### [DIRECTIONS]
Every line in the records below that holds the word "triangle" is to be copied.

### [DATA SECTION]
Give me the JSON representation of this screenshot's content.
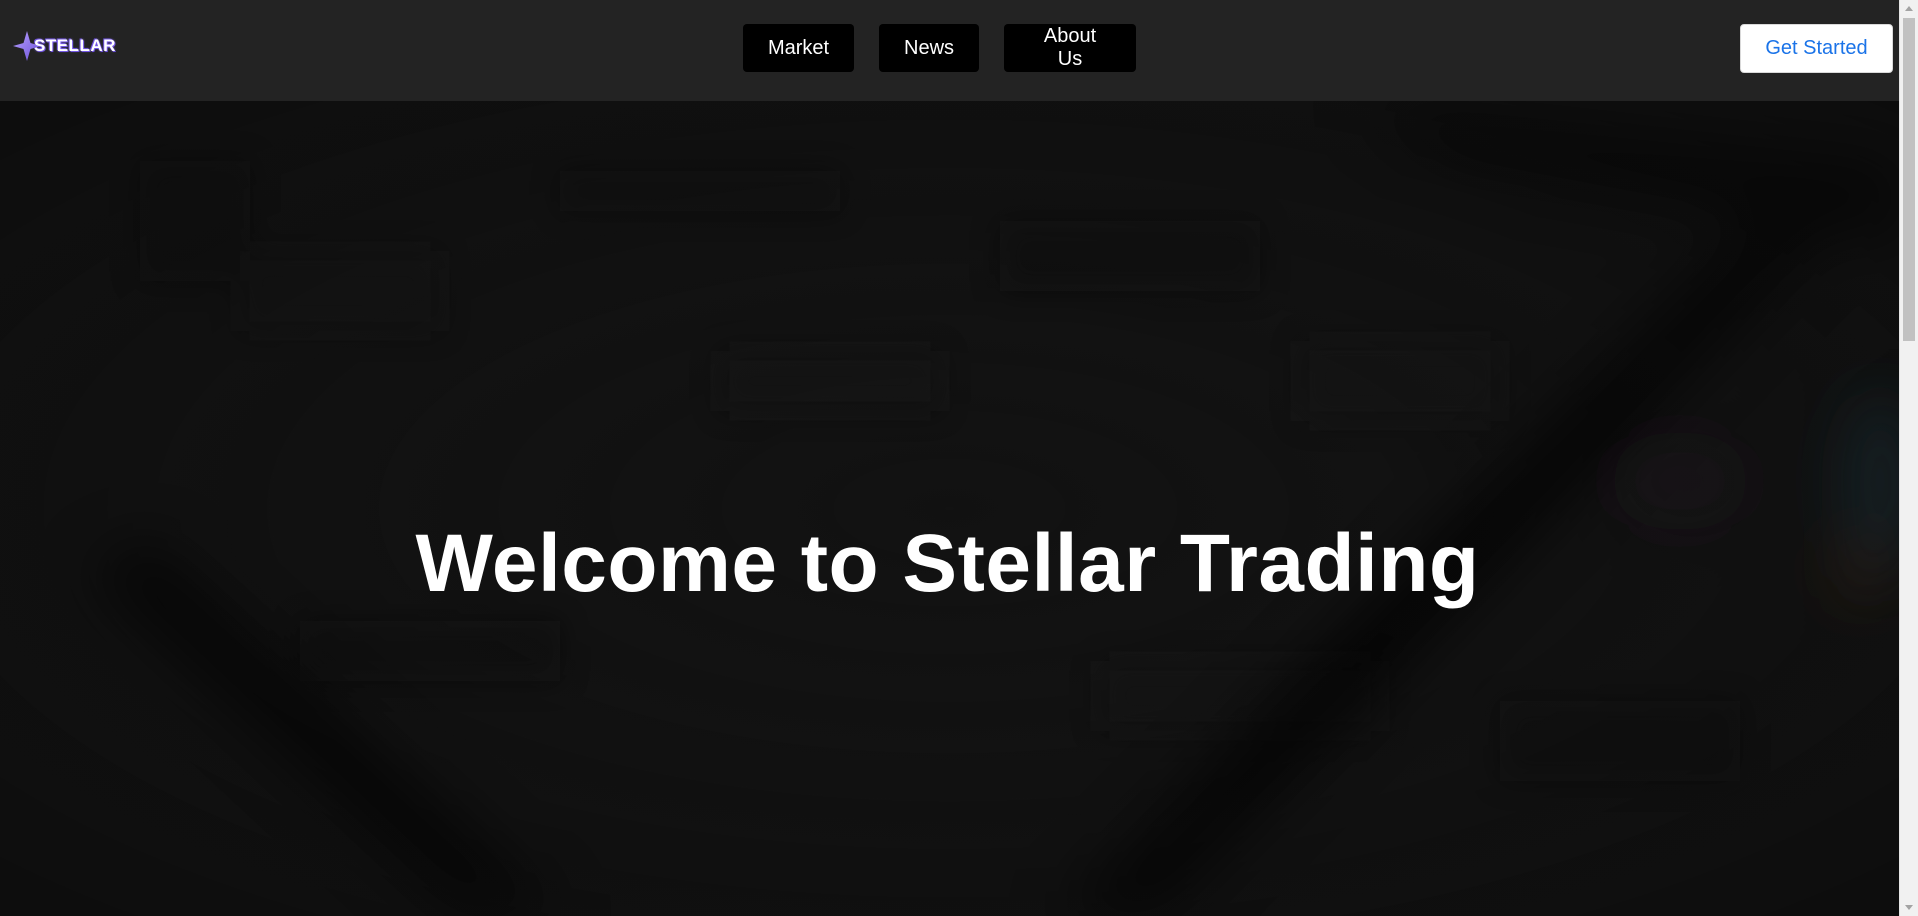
{
  "header": {
    "logo_text": "STELLAR",
    "nav": [
      {
        "label": "Market"
      },
      {
        "label": "News"
      },
      {
        "label": "About Us"
      }
    ],
    "cta_label": "Get Started"
  },
  "hero": {
    "title": "Welcome to Stellar Trading",
    "background": "blurred-trading-chart-image"
  },
  "colors": {
    "navbar_bg": "#232323",
    "nav_button_bg": "#000000",
    "cta_text": "#1a73e8",
    "logo_accent": "#8c6cff",
    "hero_bg": "#111111"
  },
  "icons": {
    "logo": "four-point-star-icon",
    "scroll_up": "triangle-up-icon",
    "scroll_down": "triangle-down-icon"
  }
}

### [RESPONSE AREA]
    "scroll_up": "triangle-up-icon",
    "scroll_down": "triangle-down-icon"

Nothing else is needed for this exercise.